Parents of “typically” developing children will marvel when their baby takes their first steps and says their first word. And when their child graduates from high school it is a day of joy to be sure. Each and every mark is to be celebrated and should be. As parents of babies born prematurely or critically ill, finding moments to celebrate can be challenging. Each day we are often given a plethora of statistics about the mortality and morbidity of our children and may often be told that their futures will be difficult, that neurocognitive damage is almost certain. This leaves many parents feeling a load of anxiety, unsure of what that may truly mean for their child and for their family. For others, guilt may reign supreme as we blame ourselves for the early start to life our children experience. Just before our triplets were born at 25 weeks 5 days gestation the neonatologist told us it would be a miracle if any of them survived the delivery; and if we were lucky enough, after months in the NICU, to bring just one of them home, we were most likely facing a lifetime of chronic medical conditions and developmental delays.
In some ways this doctor was right. It was a miracle that any of our girls survived the delivery.
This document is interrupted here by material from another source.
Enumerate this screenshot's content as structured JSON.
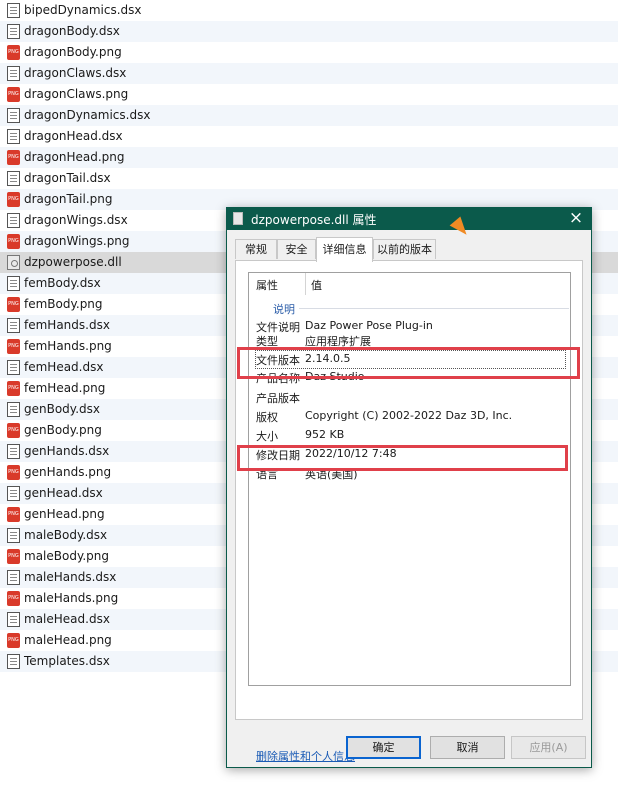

And we did spend months in the NICU, 9 ½ months to be exact. She was also right in saying that we did not know what the future would hold for our girls, how could we? No one can predict because every baby is different. I would drive myself crazy running all the “what if” scenarios in my mind, trying to imagine as far down the road as college, while my daughters lay in their isolettes, barely weighing two pounds. One of Avery’s nurses gave me the best advice I could have received and is something I often share with new NICU parents. Vana said “Keira, you cannot look for the light at the end of the tunnel yet. Its there, but you can’t look for it yet. There are no guarantees. What you have is today. Today you can choose to love your girls and promise them you’ll do whatever they need no matter what the outcomes are. You cannot control what the future holds and worrying about the unknown does not do you or those little babies any good. Love your girls today, because that is what you have right now.”
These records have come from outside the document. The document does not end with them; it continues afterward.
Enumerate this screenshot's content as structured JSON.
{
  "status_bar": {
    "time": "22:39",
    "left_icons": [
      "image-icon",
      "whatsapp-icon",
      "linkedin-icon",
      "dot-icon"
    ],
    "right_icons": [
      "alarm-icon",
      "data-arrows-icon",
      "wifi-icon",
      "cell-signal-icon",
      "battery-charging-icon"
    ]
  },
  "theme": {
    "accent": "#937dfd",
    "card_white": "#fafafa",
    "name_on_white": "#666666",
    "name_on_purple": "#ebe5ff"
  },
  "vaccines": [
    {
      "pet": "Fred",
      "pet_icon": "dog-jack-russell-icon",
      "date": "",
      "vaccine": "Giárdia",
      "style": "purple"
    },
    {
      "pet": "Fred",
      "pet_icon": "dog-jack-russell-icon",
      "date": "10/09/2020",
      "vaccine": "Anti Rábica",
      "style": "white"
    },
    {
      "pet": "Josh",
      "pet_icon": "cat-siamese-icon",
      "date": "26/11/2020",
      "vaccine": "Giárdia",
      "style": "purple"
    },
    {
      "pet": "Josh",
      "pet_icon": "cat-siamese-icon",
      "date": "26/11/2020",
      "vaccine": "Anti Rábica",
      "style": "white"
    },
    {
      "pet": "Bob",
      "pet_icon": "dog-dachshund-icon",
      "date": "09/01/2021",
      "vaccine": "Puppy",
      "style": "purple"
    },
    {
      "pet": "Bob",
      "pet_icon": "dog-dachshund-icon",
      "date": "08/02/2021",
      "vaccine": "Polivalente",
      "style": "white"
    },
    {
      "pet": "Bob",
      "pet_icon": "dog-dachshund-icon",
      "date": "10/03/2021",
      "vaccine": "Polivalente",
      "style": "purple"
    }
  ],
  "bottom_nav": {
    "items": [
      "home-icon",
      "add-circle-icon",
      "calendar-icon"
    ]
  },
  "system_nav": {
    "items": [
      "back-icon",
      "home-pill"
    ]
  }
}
Her words stung a little at first but as they sunk in I realized she was right. A friend of mine once told me: “Worrying is like paying interest on a debt you may not owe.” Which is true! It is a hard concept to put into practice as parents of babies whose lives are in jeopardy, but if we can allow ourselves to let go of the worry and the “what ifs”, even for a few hours, we create an opportunity for ourselves and our partners to focus on the day at hand. We should ask ourselves: What can we do today to be involved in our baby’s care? How can we show our baby we love him/her? What can we celebrate today? It doesn’t have to be a big milestone like successfully weaning off the ventilator or drinking an entire bottle. We can celebrate the small steps, which, for our fragile babies are huge accomplishments such as holding a good sat for 30 minutes, or weaning one microgram of a medication, or even having a dirty diaper.
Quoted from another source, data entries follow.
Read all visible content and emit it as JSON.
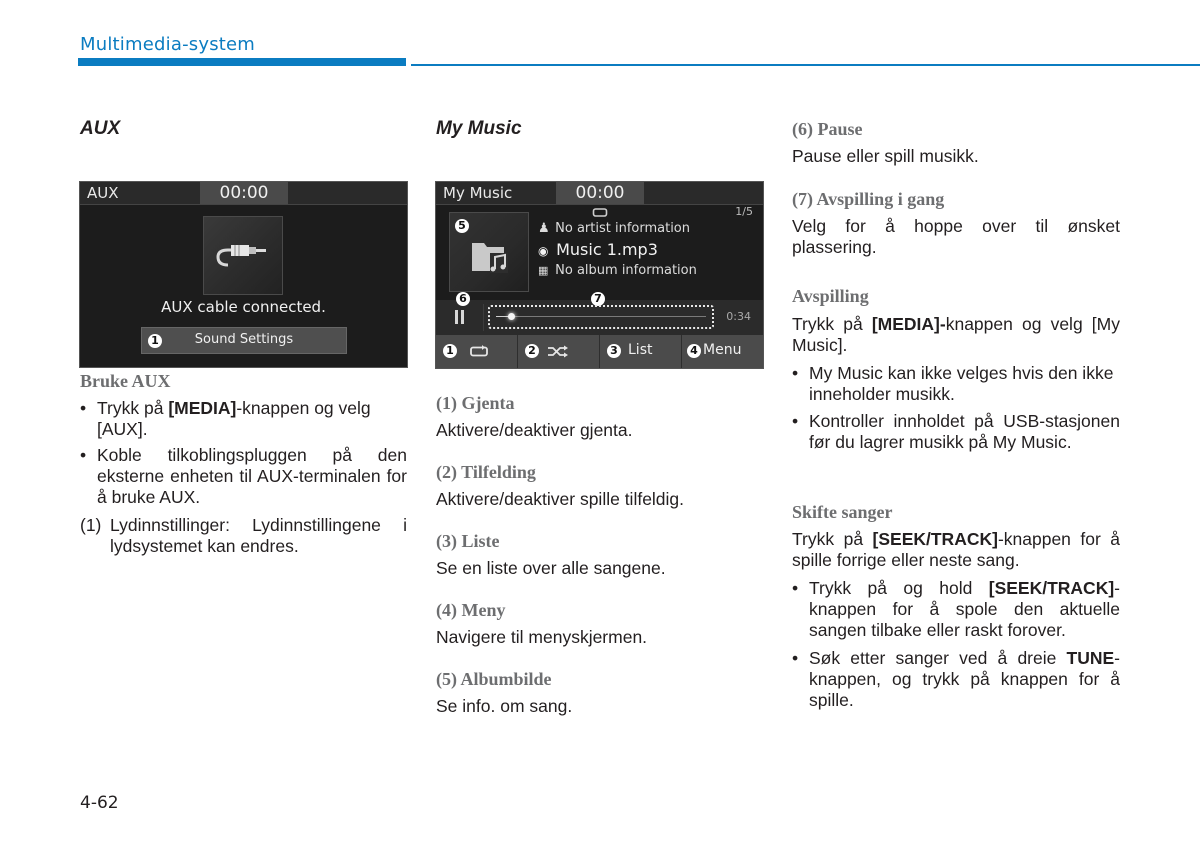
{
  "header": {
    "section_title": "Multimedia-system",
    "accent_color": "#0b7cc1"
  },
  "aux": {
    "title": "AUX",
    "screen": {
      "mode_label": "AUX",
      "clock": "00:00",
      "icon": "aux-cable-icon",
      "status": "AUX cable connected.",
      "button_number": "1",
      "button_label": "Sound Settings"
    },
    "subheading": "Bruke AUX",
    "bullets": [
      {
        "pre": "Trykk på ",
        "bold": "[MEDIA]",
        "post": "-knappen og velg [AUX]."
      },
      {
        "pre": "Koble tilkoblingspluggen på den eksterne enheten til AUX-terminalen for å bruke AUX.",
        "bold": "",
        "post": ""
      }
    ],
    "note_number": "(1)",
    "note_text": "Lydinnstillinger: Lydinnstillingene i lydsystemet kan endres."
  },
  "mymusic": {
    "title": "My Music",
    "screen": {
      "mode_label": "My Music",
      "clock": "00:00",
      "track_count": "1/5",
      "artist": "No artist information",
      "song": "Music 1.mp3",
      "album": "No album information",
      "elapsed": "0:34",
      "progress_fraction": 0.07,
      "callouts": {
        "album_art": "5",
        "pause": "6",
        "progress": "7"
      },
      "buttons": [
        {
          "number": "1",
          "label": "",
          "icon": "repeat-icon"
        },
        {
          "number": "2",
          "label": "",
          "icon": "shuffle-icon"
        },
        {
          "number": "3",
          "label": "List",
          "icon": ""
        },
        {
          "number": "4",
          "label": "Menu",
          "icon": ""
        }
      ]
    },
    "items": [
      {
        "heading": "(1) Gjenta",
        "text": "Aktivere/deaktiver gjenta."
      },
      {
        "heading": "(2) Tilfelding",
        "text": "Aktivere/deaktiver spille tilfeldig."
      },
      {
        "heading": "(3) Liste",
        "text": "Se en liste over alle sangene."
      },
      {
        "heading": "(4) Meny",
        "text": "Navigere til menyskjermen."
      },
      {
        "heading": "(5) Albumbilde",
        "text": "Se info. om sang."
      }
    ]
  },
  "right": {
    "items": [
      {
        "heading": "(6) Pause",
        "text": "Pause eller spill musikk."
      },
      {
        "heading": "(7) Avspilling i gang",
        "text": "Velg for å hoppe over til ønsket plassering."
      }
    ],
    "playback": {
      "heading": "Avspilling",
      "intro_pre": "Trykk på ",
      "intro_bold": "[MEDIA]-",
      "intro_post": "knappen og velg [My Music].",
      "bullets": [
        "My Music kan ikke velges hvis den ikke inneholder musikk.",
        "Kontroller innholdet på USB-stasjonen før du lagrer musikk på My Music."
      ]
    },
    "change_songs": {
      "heading": "Skifte sanger",
      "intro_pre": "Trykk på ",
      "intro_bold": "[SEEK/TRACK]",
      "intro_post": "-knappen for å spille forrige eller neste sang.",
      "bullets": [
        {
          "pre": "Trykk på og hold ",
          "bold": "[SEEK/TRACK]",
          "post": "-knappen for å spole den aktuelle sangen tilbake eller raskt forover."
        },
        {
          "pre": "Søk etter sanger ved å dreie ",
          "bold": "TUNE",
          "post": "-knappen, og trykk på knappen for å spille."
        }
      ]
    }
  },
  "footer": {
    "page_number": "4-62"
  }
}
This mentality should carry over after the NICU as well as we venture into the world of Early Intervention and multiple specialist appointments. There is so much in the lives of parents of preemies that can be overwhelming, and rightly so. However, I think we miss out on opportunities to notice the small steps if we allow ourselves to drown in worry. Can you try today to find one thing to celebrate? I’m not saying it will be easy; it certainly wasn’t for me. But as I look back on even the worst days, like the day we lost Zoe, I am thankful for the last moment I saw her sparkling green eyes, when she reached up and twirled my hair one last time. Try to make this part of your NICU or daily routine as you sit down for dinner, take your shower, or climb into bed – find one thing that day and say out loud “Today I can celebrate_________.”